In order to determine the final result, it is necessary to determine the thickness of the dry coating. The determination is carried out in accordance with Annex A of the ISO 11998 method and consists in weighing the cut coatings and calculating the area weight, and then calculating the coating density after measuring the coating thickness. At this point, all operations are essential to obtain the proper dry film density, which will be used to determine film thickness loss after wet scrubbing.
To determine the density of a dry coating, you need an analytical balance, a micrometer or other device for determining the thickness of the coatings, a calibrated ruler with an appropriate accuracy and a guillotine for cutting out the coatings.. This section also explains why an automatic drawdown is necessary since the dry film thickness is determined from a separate coating than the one being scrubbed. Hence, it is necessary to maintain a certain repeatability of the application. The type of substrate used for the test is also important, hence the standardized panels for the scrubbability test must be of appropriate quality and have a repeatable basis weight and thickness.
Wet-scrub resistance test
The scrub resistance test is performed with the abrasive pad described above, mounted on a handle, by performing 40 or 200 scrub cycles. After scrubbing, the coatings are rinsed under running water and dried. The trace left by the overlay is then assessed, which is usually seen in the case of dispersion paints as strong or less burnish (gloss increase on the scrub path). The length of the path is marked and adding abrasive pad length, which is entire length of the stroke. Marking the length of the path requires a lot of experience, especially with paints that are themselves high gloss or are matt but have high resistance to burnish.
Before and after scrubbing, the coatings are rolled up and weighed on an analytical balance. From these data and the dry film density, the loss in thickness is calculated and then classified according to EN 13300. The ISO 11998 standard requires that the result be reported not only as coating thickness loss, but also as loss per unit area of coating weight.
Cleanability is performed on coatings prepared in the same way. The use of the dual applicator is important when testing cleanability because on one panel you can compare two coatings – subject to cleaning with staining agents and without staining agents. The ISO 11998 method does not indicate which stains to use, however, each manufacturer of paints and the market determines their type similarly (foodstuffs, e.g. wine, mustard, chocolate, coffee; cosmetics, e.g. lipstick, sunscreen cream, office supplies, e.g. felt-tip pens, crayons, etc.)

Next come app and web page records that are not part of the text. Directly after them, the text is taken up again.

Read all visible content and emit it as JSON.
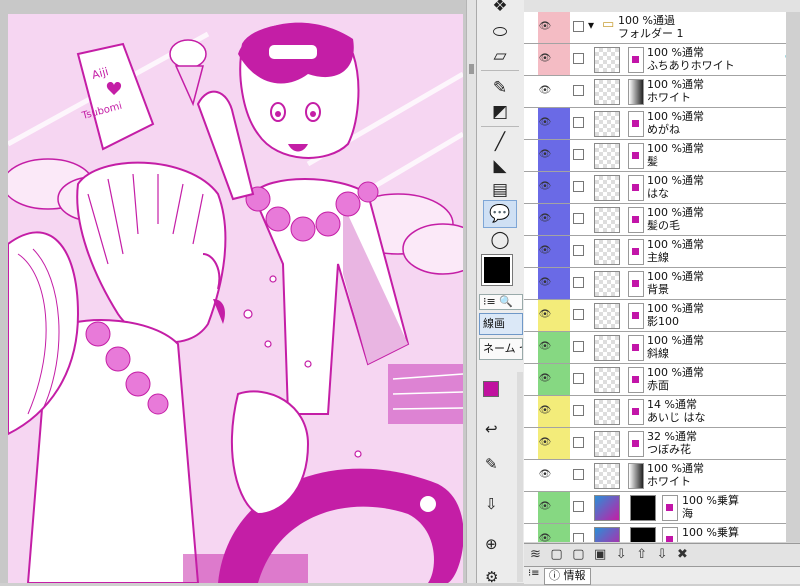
{
  "tools": {
    "color_main": "#000000",
    "color_accent": "#c0129f",
    "tabs": [
      {
        "label": "線画"
      },
      {
        "label": "ネーム セ"
      }
    ]
  },
  "artwork": {
    "sign_top": "Aiji",
    "sign_bottom": "Tsubomi",
    "accent": "#c41ea6",
    "bg": "#f6d6f2"
  },
  "layers": {
    "rows": [
      {
        "opacity": "100 %通過",
        "name": "フォルダー 1",
        "color": "#f4bcc4",
        "type": "folder"
      },
      {
        "opacity": "100 %通常",
        "name": "ふちありホワイト",
        "color": "#f4bcc4",
        "type": "masked"
      },
      {
        "opacity": "100 %通常",
        "name": "ホワイト",
        "color": "#ffffff",
        "type": "grad"
      },
      {
        "opacity": "100 %通常",
        "name": "めがね",
        "color": "#6a6ae6",
        "type": "mag"
      },
      {
        "opacity": "100 %通常",
        "name": "髪",
        "color": "#6a6ae6",
        "type": "mag"
      },
      {
        "opacity": "100 %通常",
        "name": "はな",
        "color": "#6a6ae6",
        "type": "mag"
      },
      {
        "opacity": "100 %通常",
        "name": "髪の毛",
        "color": "#6a6ae6",
        "type": "mag"
      },
      {
        "opacity": "100 %通常",
        "name": "主線",
        "color": "#6a6ae6",
        "type": "mag"
      },
      {
        "opacity": "100 %通常",
        "name": "背景",
        "color": "#6a6ae6",
        "type": "mag"
      },
      {
        "opacity": "100 %通常",
        "name": "影100",
        "color": "#f3ec7a",
        "type": "mag"
      },
      {
        "opacity": "100 %通常",
        "name": "斜線",
        "color": "#86d882",
        "type": "mag"
      },
      {
        "opacity": "100 %通常",
        "name": "赤面",
        "color": "#86d882",
        "type": "mag"
      },
      {
        "opacity": "14 %通常",
        "name": "あいじ はな",
        "color": "#f3ec7a",
        "type": "mag"
      },
      {
        "opacity": "32 %通常",
        "name": "つぼみ花",
        "color": "#f3ec7a",
        "type": "mag"
      },
      {
        "opacity": "100 %通常",
        "name": "ホワイト",
        "color": "#ffffff",
        "type": "grad"
      },
      {
        "opacity": "100 %乗算",
        "name": "海",
        "color": "#86d882",
        "type": "dark"
      },
      {
        "opacity": "100 %乗算",
        "name": "",
        "color": "#86d882",
        "type": "dark"
      }
    ]
  },
  "info": {
    "tab_label": "情報"
  }
}
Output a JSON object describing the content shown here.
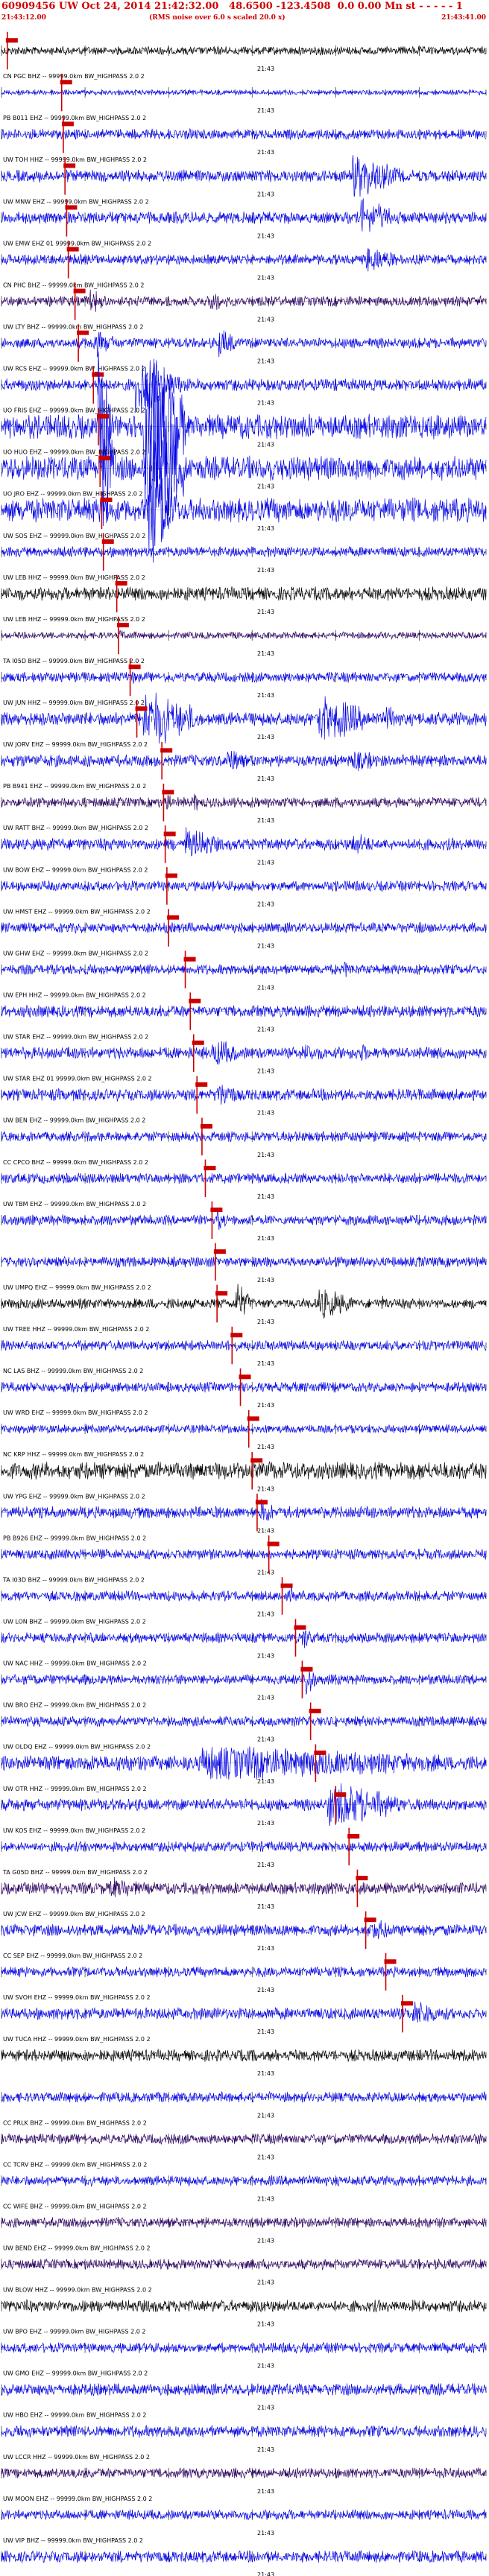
{
  "header": {
    "title": "60909456 UW Oct 24, 2014 21:42:32.00   48.6500 -123.4508  0.0 0.00 Mn st - - - - - 1",
    "start_time": "21:43:12.00",
    "note": "(RMS noise over 6.0 s scaled 20.0 x)",
    "end_time": "21:43:41.00"
  },
  "chart_data": {
    "type": "line",
    "time_label": "21:43",
    "x_range_seconds": [
      0,
      29
    ],
    "colors": {
      "blue": "#0000e6",
      "black": "#000000",
      "purple": "#2a0060",
      "pick": "#cc0000",
      "hdr": "#d00000"
    },
    "traces": [
      {
        "label": "",
        "color": "black",
        "amp": 0.25,
        "pick": 0.35,
        "bursts": []
      },
      {
        "label": "CN PGC BHZ -- 99999.0km BW_HIGHPASS 2.0 2",
        "color": "blue",
        "amp": 0.15,
        "pick": 3.6,
        "bursts": []
      },
      {
        "label": "PB B011 EHZ -- 99999.0km BW_HIGHPASS 2.0 2",
        "color": "blue",
        "amp": 0.3,
        "pick": 3.7,
        "bursts": []
      },
      {
        "label": "UW TOH HHZ -- 99999.0km BW_HIGHPASS 2.0 2",
        "color": "blue",
        "amp": 0.35,
        "pick": 3.8,
        "bursts": [
          [
            21,
            24,
            2.6
          ]
        ]
      },
      {
        "label": "UW MNW EHZ -- 99999.0km BW_HIGHPASS 2.0 2",
        "color": "blue",
        "amp": 0.35,
        "pick": 3.9,
        "bursts": [
          [
            21.5,
            24,
            2.2
          ]
        ]
      },
      {
        "label": "UW EMW EHZ 01 99999.0km BW_HIGHPASS 2.0 2",
        "color": "blue",
        "amp": 0.3,
        "pick": 4.0,
        "bursts": [
          [
            21.8,
            24,
            1.8
          ]
        ]
      },
      {
        "label": "CN PHC BHZ -- 99999.0km BW_HIGHPASS 2.0 2",
        "color": "purple",
        "amp": 0.3,
        "pick": 4.4,
        "bursts": [
          [
            5.3,
            6.5,
            1.8
          ],
          [
            12.5,
            14,
            1.4
          ]
        ]
      },
      {
        "label": "UW LTY BHZ -- 99999.0km BW_HIGHPASS 2.0 2",
        "color": "blue",
        "amp": 0.3,
        "pick": 4.6,
        "bursts": [
          [
            5.5,
            7,
            2
          ],
          [
            13,
            14.5,
            2
          ]
        ]
      },
      {
        "label": "UW RCS EHZ -- 99999.0km BW_HIGHPASS 2.0 2",
        "color": "blue",
        "amp": 0.35,
        "pick": 5.5,
        "bursts": [
          [
            5.7,
            6.5,
            2
          ],
          [
            8,
            11,
            3.4
          ]
        ]
      },
      {
        "label": "UO FRIS EHZ -- 99999.0km BW_HIGHPASS 2.0 2",
        "color": "blue",
        "amp": 0.7,
        "pick": 5.8,
        "bursts": [
          [
            5.8,
            6.6,
            4
          ],
          [
            8.5,
            11,
            5
          ]
        ]
      },
      {
        "label": "UO HUO EHZ -- 99999.0km BW_HIGHPASS 2.0 2",
        "color": "blue",
        "amp": 0.7,
        "pick": 5.9,
        "bursts": [
          [
            6,
            6.8,
            4
          ],
          [
            8.6,
            11,
            5
          ]
        ]
      },
      {
        "label": "UO JRO EHZ -- 99999.0km BW_HIGHPASS 2.0 2",
        "color": "blue",
        "amp": 0.7,
        "pick": 6.0,
        "bursts": [
          [
            6,
            6.5,
            2
          ],
          [
            8.8,
            10.5,
            3.5
          ]
        ]
      },
      {
        "label": "UW SOS EHZ -- 99999.0km BW_HIGHPASS 2.0 2",
        "color": "blue",
        "amp": 0.3,
        "pick": 6.1,
        "bursts": []
      },
      {
        "label": "UW LEB HHZ -- 99999.0km BW_HIGHPASS 2.0 2",
        "color": "black",
        "amp": 0.4,
        "pick": 6.9,
        "bursts": []
      },
      {
        "label": "UW LEB HHZ -- 99999.0km BW_HIGHPASS 2.0 2",
        "color": "purple",
        "amp": 0.2,
        "pick": 7.0,
        "bursts": [
          [
            7,
            8,
            1.2
          ]
        ]
      },
      {
        "label": "TA I05D BHZ -- 99999.0km BW_HIGHPASS 2.0 2",
        "color": "blue",
        "amp": 0.3,
        "pick": 7.7,
        "bursts": [
          [
            7.7,
            8,
            1.5
          ]
        ]
      },
      {
        "label": "UW JUN HHZ -- 99999.0km BW_HIGHPASS 2.0 2",
        "color": "blue",
        "amp": 0.4,
        "pick": 8.1,
        "bursts": [
          [
            8.5,
            12,
            3
          ],
          [
            19,
            22,
            2.6
          ],
          [
            23,
            24,
            1.5
          ]
        ]
      },
      {
        "label": "UW JORV EHZ -- 99999.0km BW_HIGHPASS 2.0 2",
        "color": "blue",
        "amp": 0.35,
        "pick": 9.6,
        "bursts": [
          [
            13.5,
            15,
            1.5
          ],
          [
            21,
            23,
            1.4
          ]
        ]
      },
      {
        "label": "PB B941 EHZ -- 99999.0km BW_HIGHPASS 2.0 2",
        "color": "purple",
        "amp": 0.3,
        "pick": 9.7,
        "bursts": [
          [
            9.8,
            10.2,
            1.8
          ],
          [
            11.5,
            12,
            1.4
          ]
        ]
      },
      {
        "label": "UW RATT BHZ -- 99999.0km BW_HIGHPASS 2.0 2",
        "color": "blue",
        "amp": 0.35,
        "pick": 9.8,
        "bursts": [
          [
            11,
            13,
            2.2
          ],
          [
            21,
            23,
            1.3
          ]
        ]
      },
      {
        "label": "UW BOW EHZ -- 99999.0km BW_HIGHPASS 2.0 2",
        "color": "blue",
        "amp": 0.3,
        "pick": 9.9,
        "bursts": []
      },
      {
        "label": "UW HMST EHZ -- 99999.0km BW_HIGHPASS 2.0 2",
        "color": "blue",
        "amp": 0.3,
        "pick": 10.0,
        "bursts": []
      },
      {
        "label": "UW GHW EHZ -- 99999.0km BW_HIGHPASS 2.0 2",
        "color": "blue",
        "amp": 0.3,
        "pick": 11.0,
        "bursts": [
          [
            20.5,
            21,
            1.4
          ]
        ]
      },
      {
        "label": "UW EPH HHZ -- 99999.0km BW_HIGHPASS 2.0 2",
        "color": "blue",
        "amp": 0.35,
        "pick": 11.3,
        "bursts": []
      },
      {
        "label": "UW STAR EHZ -- 99999.0km BW_HIGHPASS 2.0 2",
        "color": "blue",
        "amp": 0.35,
        "pick": 11.5,
        "bursts": [
          [
            12.6,
            14.5,
            1.8
          ],
          [
            18,
            19.5,
            1.4
          ],
          [
            21.5,
            22,
            1.3
          ]
        ]
      },
      {
        "label": "UW STAR EHZ 01 99999.0km BW_HIGHPASS 2.0 2",
        "color": "blue",
        "amp": 0.35,
        "pick": 11.7,
        "bursts": [
          [
            12.8,
            14.5,
            1.6
          ]
        ]
      },
      {
        "label": "UW BEN EHZ -- 99999.0km BW_HIGHPASS 2.0 2",
        "color": "blue",
        "amp": 0.3,
        "pick": 12.0,
        "bursts": []
      },
      {
        "label": "CC CPCO BHZ -- 99999.0km BW_HIGHPASS 2.0 2",
        "color": "blue",
        "amp": 0.3,
        "pick": 12.2,
        "bursts": []
      },
      {
        "label": "UW TBM EHZ -- 99999.0km BW_HIGHPASS 2.0 2",
        "color": "blue",
        "amp": 0.3,
        "pick": 12.6,
        "bursts": [
          [
            12.8,
            13.5,
            1.8
          ]
        ]
      },
      {
        "label": "",
        "color": "blue",
        "amp": 0.3,
        "pick": 12.8,
        "bursts": []
      },
      {
        "label": "UW UMPQ EHZ -- 99999.0km BW_HIGHPASS 2.0 2",
        "color": "black",
        "amp": 0.3,
        "pick": 12.9,
        "bursts": [
          [
            14,
            15,
            2.8
          ],
          [
            19,
            21,
            2.4
          ],
          [
            22.8,
            23.3,
            1.2
          ]
        ]
      },
      {
        "label": "UW TREE HHZ -- 99999.0km BW_HIGHPASS 2.0 2",
        "color": "blue",
        "amp": 0.3,
        "pick": 13.8,
        "bursts": []
      },
      {
        "label": "NC LAS BHZ -- 99999.0km BW_HIGHPASS 2.0 2",
        "color": "blue",
        "amp": 0.3,
        "pick": 14.3,
        "bursts": []
      },
      {
        "label": "UW WRD EHZ -- 99999.0km BW_HIGHPASS 2.0 2",
        "color": "blue",
        "amp": 0.25,
        "pick": 14.8,
        "bursts": []
      },
      {
        "label": "NC KRP HHZ -- 99999.0km BW_HIGHPASS 2.0 2",
        "color": "black",
        "amp": 0.5,
        "pick": 15.0,
        "bursts": []
      },
      {
        "label": "UW YPG EHZ -- 99999.0km BW_HIGHPASS 2.0 2",
        "color": "blue",
        "amp": 0.35,
        "pick": 15.3,
        "bursts": [
          [
            15.5,
            16.5,
            1.6
          ]
        ]
      },
      {
        "label": "PB B926 EHZ -- 99999.0km BW_HIGHPASS 2.0 2",
        "color": "blue",
        "amp": 0.3,
        "pick": 16.0,
        "bursts": []
      },
      {
        "label": "TA I03D BHZ -- 99999.0km BW_HIGHPASS 2.0 2",
        "color": "blue",
        "amp": 0.3,
        "pick": 16.8,
        "bursts": [
          [
            17.3,
            17.8,
            1.3
          ]
        ]
      },
      {
        "label": "UW LON BHZ -- 99999.0km BW_HIGHPASS 2.0 2",
        "color": "blue",
        "amp": 0.3,
        "pick": 17.6,
        "bursts": [
          [
            18,
            18.8,
            1.6
          ]
        ]
      },
      {
        "label": "UW NAC HHZ -- 99999.0km BW_HIGHPASS 2.0 2",
        "color": "blue",
        "amp": 0.3,
        "pick": 18.0,
        "bursts": [
          [
            18.2,
            18.8,
            2.4
          ]
        ]
      },
      {
        "label": "UW BRO EHZ -- 99999.0km BW_HIGHPASS 2.0 2",
        "color": "blue",
        "amp": 0.3,
        "pick": 18.5,
        "bursts": []
      },
      {
        "label": "UW OLDQ EHZ -- 99999.0km BW_HIGHPASS 2.0 2",
        "color": "blue",
        "amp": 0.45,
        "pick": 18.8,
        "bursts": [
          [
            12,
            29,
            1.6
          ]
        ]
      },
      {
        "label": "UW OTR HHZ -- 99999.0km BW_HIGHPASS 2.0 2",
        "color": "blue",
        "amp": 0.35,
        "pick": 20.0,
        "bursts": [
          [
            19.5,
            24,
            2.8
          ]
        ]
      },
      {
        "label": "UW KOS EHZ -- 99999.0km BW_HIGHPASS 2.0 2",
        "color": "blue",
        "amp": 0.3,
        "pick": 20.8,
        "bursts": []
      },
      {
        "label": "TA G05D BHZ -- 99999.0km BW_HIGHPASS 2.0 2",
        "color": "purple",
        "amp": 0.35,
        "pick": 21.3,
        "bursts": [
          [
            6.5,
            9,
            1.4
          ]
        ]
      },
      {
        "label": "UW JCW EHZ -- 99999.0km BW_HIGHPASS 2.0 2",
        "color": "blue",
        "amp": 0.35,
        "pick": 21.8,
        "bursts": [
          [
            22,
            24,
            1.4
          ]
        ]
      },
      {
        "label": "CC SEP EHZ -- 99999.0km BW_HIGHPASS 2.0 2",
        "color": "blue",
        "amp": 0.3,
        "pick": 23.0,
        "bursts": []
      },
      {
        "label": "UW SVOH EHZ -- 99999.0km BW_HIGHPASS 2.0 2",
        "color": "blue",
        "amp": 0.35,
        "pick": 24.0,
        "bursts": [
          [
            24.5,
            27,
            1.5
          ]
        ]
      },
      {
        "label": "UW TUCA HHZ -- 99999.0km BW_HIGHPASS 2.0 2",
        "color": "black",
        "amp": 0.35,
        "pick": null,
        "bursts": []
      },
      {
        "label": "",
        "color": "blue",
        "amp": 0.3,
        "pick": null,
        "bursts": []
      },
      {
        "label": "CC PRLK BHZ -- 99999.0km BW_HIGHPASS 2.0 2",
        "color": "purple",
        "amp": 0.3,
        "pick": null,
        "bursts": []
      },
      {
        "label": "CC TCRV BHZ -- 99999.0km BW_HIGHPASS 2.0 2",
        "color": "blue",
        "amp": 0.3,
        "pick": null,
        "bursts": []
      },
      {
        "label": "CC WIFE BHZ -- 99999.0km BW_HIGHPASS 2.0 2",
        "color": "purple",
        "amp": 0.3,
        "pick": null,
        "bursts": []
      },
      {
        "label": "UW BEND EHZ -- 99999.0km BW_HIGHPASS 2.0 2",
        "color": "purple",
        "amp": 0.3,
        "pick": null,
        "bursts": []
      },
      {
        "label": "UW BLOW HHZ -- 99999.0km BW_HIGHPASS 2.0 2",
        "color": "black",
        "amp": 0.35,
        "pick": null,
        "bursts": []
      },
      {
        "label": "UW BPO EHZ -- 99999.0km BW_HIGHPASS 2.0 2",
        "color": "blue",
        "amp": 0.3,
        "pick": null,
        "bursts": []
      },
      {
        "label": "UW GMO EHZ -- 99999.0km BW_HIGHPASS 2.0 2",
        "color": "blue",
        "amp": 0.35,
        "pick": null,
        "bursts": []
      },
      {
        "label": "UW HBO EHZ -- 99999.0km BW_HIGHPASS 2.0 2",
        "color": "blue",
        "amp": 0.35,
        "pick": null,
        "bursts": []
      },
      {
        "label": "UW LCCR HHZ -- 99999.0km BW_HIGHPASS 2.0 2",
        "color": "purple",
        "amp": 0.3,
        "pick": null,
        "bursts": []
      },
      {
        "label": "UW MOON EHZ -- 99999.0km BW_HIGHPASS 2.0 2",
        "color": "blue",
        "amp": 0.3,
        "pick": null,
        "bursts": []
      },
      {
        "label": "UW VIP BHZ -- 99999.0km BW_HIGHPASS 2.0 2",
        "color": "blue",
        "amp": 0.35,
        "pick": null,
        "bursts": []
      }
    ]
  }
}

Applied stains are also washed using 200 scrub cycles with the same equipment as for the wet scrub tests. The method of applying staining media and the time of their action on the coating are determined individually.
The ISO 11998 test method and the EN 13300 classification form an integral whole in Europe for characterizing paints in terms of their resistance to wet scrubbing. Correct test execution is essential to obtain a meaningful result. The multitude of operations related to the preparation of coatings for the test (cutting, weighing, thickness measurement, determination of dry coating density) as well as conditioning, drying and drawdown conditions affect the possibility of errors that must be eliminated to zero to obtain comparable results. It is very important to follow the guidelines of ISO 11998 and perform the test strictly according to the standard. For the characteristics of higher-quality paints, it is also worth remembering about the test methods that allow for a broader characterization of scrubbing loss, such as ASTM D4213 or to distinguish low PVC paints by performing wet scrubbing according to ASTM D2486.